• **Assignment**
If a line in the entries contains the string "traffic", include that line in your answer.

• **Source data**
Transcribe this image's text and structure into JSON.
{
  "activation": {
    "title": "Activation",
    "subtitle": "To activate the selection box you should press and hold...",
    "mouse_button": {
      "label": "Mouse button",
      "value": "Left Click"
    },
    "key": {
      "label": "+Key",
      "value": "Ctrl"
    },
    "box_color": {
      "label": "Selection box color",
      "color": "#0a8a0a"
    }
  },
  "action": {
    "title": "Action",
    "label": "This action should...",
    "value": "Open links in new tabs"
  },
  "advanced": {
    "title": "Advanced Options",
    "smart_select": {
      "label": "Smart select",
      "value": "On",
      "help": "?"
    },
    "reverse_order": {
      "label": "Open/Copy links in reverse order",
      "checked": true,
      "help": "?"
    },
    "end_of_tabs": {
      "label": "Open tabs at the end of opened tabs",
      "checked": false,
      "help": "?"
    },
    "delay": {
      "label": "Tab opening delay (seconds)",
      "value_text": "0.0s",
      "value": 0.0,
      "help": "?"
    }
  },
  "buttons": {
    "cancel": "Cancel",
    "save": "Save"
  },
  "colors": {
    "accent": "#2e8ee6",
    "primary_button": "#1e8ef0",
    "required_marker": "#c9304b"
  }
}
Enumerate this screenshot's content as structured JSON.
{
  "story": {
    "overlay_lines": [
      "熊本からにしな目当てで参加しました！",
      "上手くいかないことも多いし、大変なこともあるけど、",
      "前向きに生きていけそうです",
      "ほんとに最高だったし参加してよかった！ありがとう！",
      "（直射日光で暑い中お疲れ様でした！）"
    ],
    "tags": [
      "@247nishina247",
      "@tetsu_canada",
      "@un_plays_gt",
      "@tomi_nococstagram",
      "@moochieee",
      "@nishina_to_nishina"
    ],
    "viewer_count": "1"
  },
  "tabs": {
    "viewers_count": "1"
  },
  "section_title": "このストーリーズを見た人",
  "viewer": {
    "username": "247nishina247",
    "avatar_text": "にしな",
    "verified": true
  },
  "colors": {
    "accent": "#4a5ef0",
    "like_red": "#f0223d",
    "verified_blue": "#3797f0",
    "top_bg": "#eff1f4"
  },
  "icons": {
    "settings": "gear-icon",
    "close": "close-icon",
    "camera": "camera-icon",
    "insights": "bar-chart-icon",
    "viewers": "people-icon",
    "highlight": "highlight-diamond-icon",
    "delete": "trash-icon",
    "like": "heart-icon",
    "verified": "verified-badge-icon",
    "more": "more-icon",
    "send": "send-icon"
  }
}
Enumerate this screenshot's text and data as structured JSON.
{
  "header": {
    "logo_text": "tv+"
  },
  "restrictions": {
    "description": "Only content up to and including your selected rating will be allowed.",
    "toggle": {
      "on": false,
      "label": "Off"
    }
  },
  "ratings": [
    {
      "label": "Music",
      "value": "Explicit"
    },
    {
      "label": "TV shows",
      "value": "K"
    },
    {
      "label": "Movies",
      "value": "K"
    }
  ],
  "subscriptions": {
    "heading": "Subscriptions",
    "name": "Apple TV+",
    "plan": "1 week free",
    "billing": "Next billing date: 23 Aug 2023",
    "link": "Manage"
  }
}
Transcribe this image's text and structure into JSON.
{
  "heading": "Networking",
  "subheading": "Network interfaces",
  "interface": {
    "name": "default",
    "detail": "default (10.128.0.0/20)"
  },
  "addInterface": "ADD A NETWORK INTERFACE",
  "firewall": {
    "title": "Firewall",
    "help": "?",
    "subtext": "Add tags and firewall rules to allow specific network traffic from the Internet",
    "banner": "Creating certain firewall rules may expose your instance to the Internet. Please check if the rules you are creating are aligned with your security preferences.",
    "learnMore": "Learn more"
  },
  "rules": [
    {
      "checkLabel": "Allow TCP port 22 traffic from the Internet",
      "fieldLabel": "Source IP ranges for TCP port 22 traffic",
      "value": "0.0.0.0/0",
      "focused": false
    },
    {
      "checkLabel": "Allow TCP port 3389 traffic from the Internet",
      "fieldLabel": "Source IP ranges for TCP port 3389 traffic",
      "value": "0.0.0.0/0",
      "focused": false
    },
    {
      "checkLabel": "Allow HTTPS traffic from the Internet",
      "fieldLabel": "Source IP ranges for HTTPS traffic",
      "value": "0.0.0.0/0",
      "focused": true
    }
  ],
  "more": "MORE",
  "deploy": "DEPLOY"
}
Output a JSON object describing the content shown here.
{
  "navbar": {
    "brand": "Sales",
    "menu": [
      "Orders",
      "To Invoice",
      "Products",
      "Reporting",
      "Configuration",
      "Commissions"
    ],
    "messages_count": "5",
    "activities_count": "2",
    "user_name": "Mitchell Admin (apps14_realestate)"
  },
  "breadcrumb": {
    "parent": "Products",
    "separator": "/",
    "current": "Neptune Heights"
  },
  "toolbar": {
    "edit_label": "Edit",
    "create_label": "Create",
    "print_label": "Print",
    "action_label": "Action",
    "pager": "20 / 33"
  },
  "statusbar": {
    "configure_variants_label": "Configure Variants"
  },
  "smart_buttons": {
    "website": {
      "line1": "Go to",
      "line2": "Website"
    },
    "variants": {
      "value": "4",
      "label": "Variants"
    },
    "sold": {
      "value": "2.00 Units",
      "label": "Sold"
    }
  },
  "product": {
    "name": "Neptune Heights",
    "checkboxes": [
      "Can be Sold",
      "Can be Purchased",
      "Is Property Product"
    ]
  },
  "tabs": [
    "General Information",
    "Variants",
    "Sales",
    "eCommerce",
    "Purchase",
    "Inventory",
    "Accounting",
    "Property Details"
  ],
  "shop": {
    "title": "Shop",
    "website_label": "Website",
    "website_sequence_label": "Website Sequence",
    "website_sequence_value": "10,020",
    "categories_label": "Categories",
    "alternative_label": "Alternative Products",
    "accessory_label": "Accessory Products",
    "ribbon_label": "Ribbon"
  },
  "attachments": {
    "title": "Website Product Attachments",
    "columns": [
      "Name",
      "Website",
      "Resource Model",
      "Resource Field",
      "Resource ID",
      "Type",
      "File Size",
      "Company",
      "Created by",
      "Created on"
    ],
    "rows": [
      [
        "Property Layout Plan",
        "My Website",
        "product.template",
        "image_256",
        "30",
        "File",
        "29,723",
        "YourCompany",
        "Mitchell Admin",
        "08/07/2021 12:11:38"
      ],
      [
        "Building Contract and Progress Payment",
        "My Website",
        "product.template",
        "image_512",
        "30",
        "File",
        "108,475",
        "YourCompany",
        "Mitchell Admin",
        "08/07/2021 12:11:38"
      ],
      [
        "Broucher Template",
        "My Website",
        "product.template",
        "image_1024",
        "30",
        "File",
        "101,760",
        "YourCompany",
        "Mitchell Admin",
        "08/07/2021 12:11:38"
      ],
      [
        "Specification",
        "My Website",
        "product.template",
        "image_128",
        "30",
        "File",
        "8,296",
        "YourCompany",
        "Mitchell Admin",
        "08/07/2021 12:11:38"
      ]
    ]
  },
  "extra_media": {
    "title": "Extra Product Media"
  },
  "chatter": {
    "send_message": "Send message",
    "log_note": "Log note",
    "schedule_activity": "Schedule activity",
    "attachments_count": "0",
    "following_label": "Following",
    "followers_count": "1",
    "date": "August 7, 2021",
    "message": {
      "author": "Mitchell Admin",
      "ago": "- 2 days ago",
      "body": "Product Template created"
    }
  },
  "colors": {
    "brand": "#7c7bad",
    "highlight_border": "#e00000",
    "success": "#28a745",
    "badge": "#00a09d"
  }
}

• **Written response**
    "subtext": "Add tags and firewall rules to allow specific network traffic from the Internet",
      "checkLabel": "Allow TCP port 22 traffic from the Internet",
      "fieldLabel": "Source IP ranges for TCP port 22 traffic",
      "checkLabel": "Allow TCP port 3389 traffic from the Internet",
      "fieldLabel": "Source IP ranges for TCP port 3389 traffic",
      "checkLabel": "Allow HTTPS traffic from the Internet",
      "fieldLabel": "Source IP ranges for HTTPS traffic",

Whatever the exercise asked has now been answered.